A climate report just out, that’s different from other climate publications because it’s based on observed data and not computer models, says 10 climate indicators all point to marked warming during the past three decades.
And, “the past decade was the warmest on record,” according to a 10-page document highlighting findings from “The State of the Climate” issued Aug. 4 by the National Oceanic and Atmospheric Administration
The report, published in the Bulletin of the American Meteorological Society, involves work from 300 scientists, four of them faculty members here at the UW. From the Applied Physics Laboratory are Michael Steele, senior oceanographer; Jamie Morison, principal oceanographer; and Rebecca Woodgate, senior oceanographer. And from the Joint Institute for the Study of the Atmosphere and Ocean, Muyin Wang, climate scientist. Other co-authors include scientists with affiliate faculty appointments.

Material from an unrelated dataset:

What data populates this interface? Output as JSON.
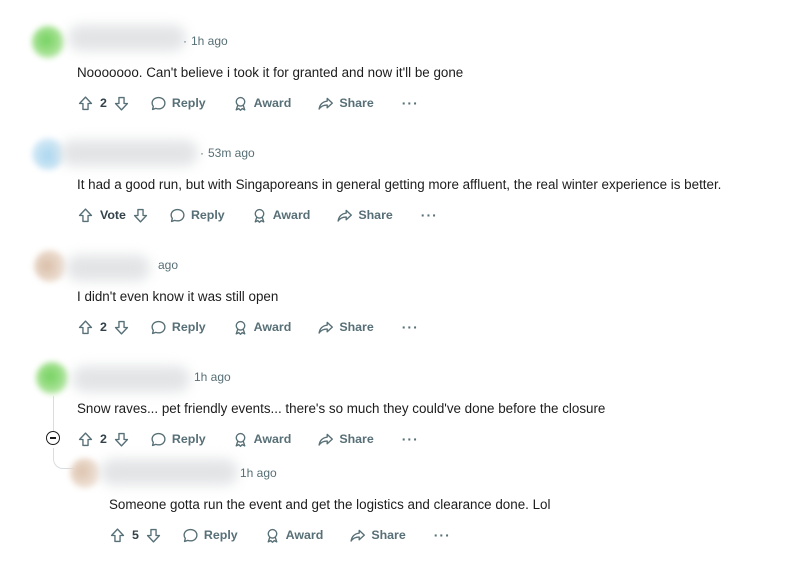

The data for the report came from many different technologies including weather stations, satellites, weather balloons, ships and buoys, the report says.

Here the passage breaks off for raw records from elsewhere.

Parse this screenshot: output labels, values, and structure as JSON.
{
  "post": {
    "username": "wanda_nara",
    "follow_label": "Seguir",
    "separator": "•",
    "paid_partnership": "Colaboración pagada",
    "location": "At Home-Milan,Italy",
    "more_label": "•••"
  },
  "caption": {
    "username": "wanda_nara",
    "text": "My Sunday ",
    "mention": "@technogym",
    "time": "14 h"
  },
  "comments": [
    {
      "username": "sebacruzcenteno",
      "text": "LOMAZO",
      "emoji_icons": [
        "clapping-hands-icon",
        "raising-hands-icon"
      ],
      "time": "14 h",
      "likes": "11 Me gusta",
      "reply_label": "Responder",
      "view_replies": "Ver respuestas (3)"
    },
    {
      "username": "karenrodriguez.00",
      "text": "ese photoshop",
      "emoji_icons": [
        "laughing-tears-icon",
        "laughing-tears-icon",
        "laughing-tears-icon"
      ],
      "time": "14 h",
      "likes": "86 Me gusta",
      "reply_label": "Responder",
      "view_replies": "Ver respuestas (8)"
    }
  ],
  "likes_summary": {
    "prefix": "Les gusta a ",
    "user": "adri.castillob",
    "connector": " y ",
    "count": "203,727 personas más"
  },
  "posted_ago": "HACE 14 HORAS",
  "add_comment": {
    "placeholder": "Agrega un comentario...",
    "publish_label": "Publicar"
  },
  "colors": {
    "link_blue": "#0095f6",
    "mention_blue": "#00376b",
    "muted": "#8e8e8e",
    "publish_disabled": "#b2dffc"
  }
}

For the first time, researchers put data from 10 climate indicators together in one report. Consistent with a warming world, seven of the indicators — such as ocean heat content, humidity and air temperature in the lower atmosphere — all showed increases. Also consistent with warming, three of the indicators — sea ice cover, snow cover and glacier cover — were all lower.

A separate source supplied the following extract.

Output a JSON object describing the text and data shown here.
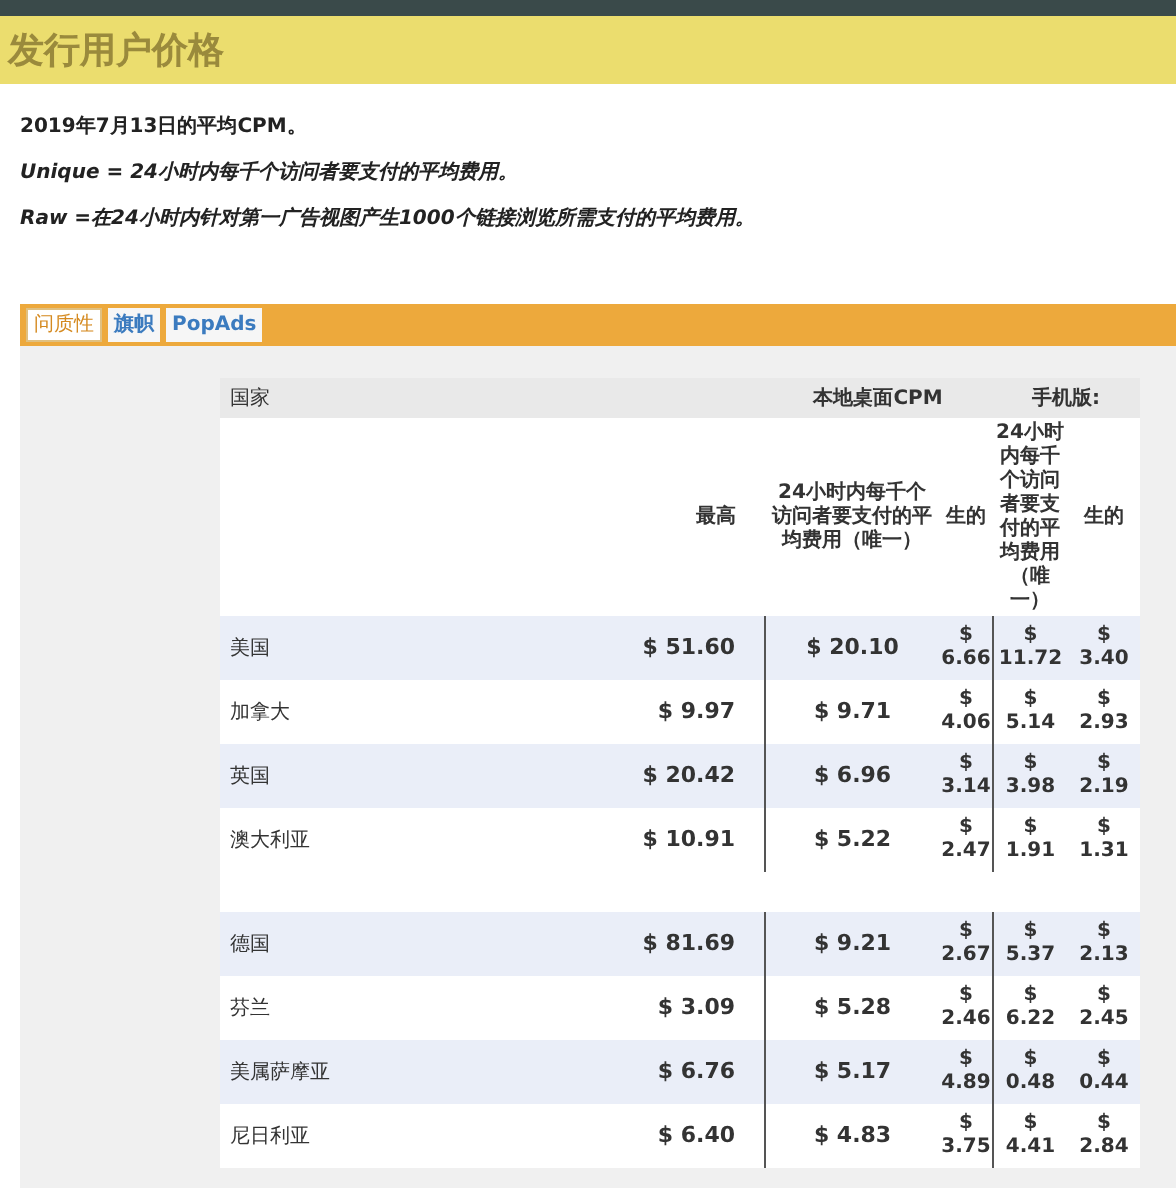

The four UW co-authors study such things as polar conditions and sea ice.
Decreases in sea ice because of warming are a concern, but one of the UW experts, APL’s Steele, says he think the most compelling finding in the report concerns acidification of the Arctic Ocean. That’s where excess carbon dioxide from the atmosphere changes water chemistry, affecting the shells and skeletons of sea life.
“The input of sea ice meltwater, in combination with CO2 uptake and global ocean acidification, caused the surface waters of the Canada Basin to become corrosive to calcifying organisms in the upper layer in 2008,” the report says in the section on the Arctic.
“It’s actually happening at a rate faster than in other parts of the world, with potentially huge consequences such as a decline in plankton that could dramatically alter the food web,” Steele says.